The North Channel offers some of the world’s best freshwater sailing and cruising in crystal clear waters. But it’s also a fabulous place for kayaking—and in some places, canoeing. Located at the northern end of Lake Huron between the mainland and Manitoulin Island, it’s over 120 kilometres long, running from the Georgian Bay in the east to St. Mary’s River in the west. Some of the best put-in spots are in Spanish, Blind River, Maple Point near Kagawong, and Whitefish Falls. Generally people stick with canoeing in areas closer to Killarney Provincial Park and kayak elsewhere—unless they’re very experienced in big water.
Day trippers will love the kayaking out of Spanish and Whitefish Falls. Spanish in particular has lots of little islands that are perfect for poking about – and should the wind pick up, it’s easy to find shelter. The fishing is also excellent. Whitefish Falls is less sheltered but it’s a gorgeous area to explore from the water. Near Kagawong, two beaches make great destinations; one is close and perfect to access for families while the other is six kilometres round-trip. Out of Gore Bay, you can paddle the bay and then head out into the bigger water, but you really need the wind to be cooperative. (Check reports before paddling.) I am told by a local kayaker that Dreamer’s Rock, a sacred place where Ojibway elders went to pray, seek inspiration and clear their heart, can be included on a day’s paddle near McGregor Bay.
If you have the time, a multi-day kayaking or canoe trip is definitely the way to go. Overnight trips allow you to witness the sunsets the area is famous for. There are several excellent overnight paddling options.
Starting in Spanish, you can cross the Whaleback Channel and then hopscotch your way east past windswept islands—some of which are no bigger than a dot on the map. The bedrock is pink granite, the scene, gnarly pines. The Benjamin Islands are the most popular place to stop according to Brian, the owner of Manitoulin Wind and Wave. He says they are “at their best—meaning you’re likely to have them to yourself—either early or late in the season once the sailboats have pulled up anchor.” But once there, you may not want to leave. They are that beautiful!

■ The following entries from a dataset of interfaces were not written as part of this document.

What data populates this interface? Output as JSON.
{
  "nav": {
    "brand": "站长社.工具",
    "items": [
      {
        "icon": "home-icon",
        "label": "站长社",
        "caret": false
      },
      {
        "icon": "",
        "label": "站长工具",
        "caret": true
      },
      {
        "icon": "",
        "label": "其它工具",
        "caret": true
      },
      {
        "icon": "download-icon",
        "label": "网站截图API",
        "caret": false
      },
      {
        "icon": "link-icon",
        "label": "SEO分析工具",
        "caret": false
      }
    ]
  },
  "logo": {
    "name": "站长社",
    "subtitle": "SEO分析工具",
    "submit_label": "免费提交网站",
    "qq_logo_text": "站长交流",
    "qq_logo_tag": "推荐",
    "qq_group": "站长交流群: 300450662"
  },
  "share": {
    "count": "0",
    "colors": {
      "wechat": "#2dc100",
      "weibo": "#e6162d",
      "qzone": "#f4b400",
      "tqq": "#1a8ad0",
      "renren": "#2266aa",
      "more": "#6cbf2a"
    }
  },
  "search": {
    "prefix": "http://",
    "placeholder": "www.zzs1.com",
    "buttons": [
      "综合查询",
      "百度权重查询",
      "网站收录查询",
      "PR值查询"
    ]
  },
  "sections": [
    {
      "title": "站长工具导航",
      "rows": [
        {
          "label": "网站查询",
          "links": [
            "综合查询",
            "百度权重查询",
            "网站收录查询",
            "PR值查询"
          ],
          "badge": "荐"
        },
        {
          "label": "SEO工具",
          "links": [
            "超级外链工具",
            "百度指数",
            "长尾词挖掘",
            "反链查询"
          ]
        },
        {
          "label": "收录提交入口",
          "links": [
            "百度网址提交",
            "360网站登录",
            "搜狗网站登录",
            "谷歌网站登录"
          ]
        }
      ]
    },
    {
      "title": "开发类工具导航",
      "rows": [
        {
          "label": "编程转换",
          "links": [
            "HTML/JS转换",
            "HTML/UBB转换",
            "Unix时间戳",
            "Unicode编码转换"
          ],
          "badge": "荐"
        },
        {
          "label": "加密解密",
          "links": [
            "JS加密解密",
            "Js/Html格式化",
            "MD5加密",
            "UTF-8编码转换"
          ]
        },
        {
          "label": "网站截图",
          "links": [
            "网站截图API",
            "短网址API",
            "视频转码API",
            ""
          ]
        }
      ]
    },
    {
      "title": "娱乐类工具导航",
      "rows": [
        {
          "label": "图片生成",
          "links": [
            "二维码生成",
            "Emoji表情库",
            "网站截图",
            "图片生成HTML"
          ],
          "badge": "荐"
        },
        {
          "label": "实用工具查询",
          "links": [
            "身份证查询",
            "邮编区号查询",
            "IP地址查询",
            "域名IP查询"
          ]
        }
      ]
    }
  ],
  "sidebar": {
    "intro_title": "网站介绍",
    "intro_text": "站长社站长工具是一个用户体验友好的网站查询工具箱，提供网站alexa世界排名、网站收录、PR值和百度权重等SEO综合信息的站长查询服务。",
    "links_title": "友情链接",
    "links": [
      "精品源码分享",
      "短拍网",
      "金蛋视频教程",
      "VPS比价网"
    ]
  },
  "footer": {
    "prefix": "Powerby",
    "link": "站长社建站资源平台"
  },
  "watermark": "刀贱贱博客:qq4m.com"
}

Most of the islands are crown land so camping is free; and the swimming is excellent by the end of June. If you’re a strong paddler and you don’t mind open crossings complete with swell and waves—and provided you can arrange a shuttle—continue to Whitefish Falls. Pass scenic La Cloche Provincial Park as you make for the shelter of the islands on the route to Whitefish Falls. Allow three to four days to cover the 60 kilometres, allowing an extra day in case the wind blows up. Less popular than kayak trips in the Georgian Bay Basin, more remote and very rugged, the landscape and experience will speak to your soul.
Another outstanding option starts in Whitefish Falls and continues to the village of Killarney. The trip begins in the protected waters of Iroquois Bay but it’s not long before you’re out into McGregor Bay—and its open waters. With the La Cloche Mountains and their blindingly white quartzite ridges as a backdrop, it’s a gorgeous area to paddle. Don’t miss exploring Baie Fine, a 15 kilometre fjord popular with sailboats. At the end of the fjord, you can hike up to popular Topaz Lake and go for a swim. To get to Killarney, the small but charming fishing village, pray to the weather gods, as there is some exposed paddling.
Pamela McLaughlin, the owner of Canadian Yacht Charters in Gore Bay shared some of her safety tips with me. She has this to say: “Always stay in sight of land as the seas can pick up very quickly, especially in the off season. Keep an eye on the weather forecast especially where thunderstorms and wind warnings are concerned. Thunderstorms are generally very short-lived. Most of all don’t take chances. Beware of just how far you have to paddle to safety.”
If you’re looking for a Georgian Bay type of experience, but one that’s a little off the beaten track, you would do well to explore the North Channel!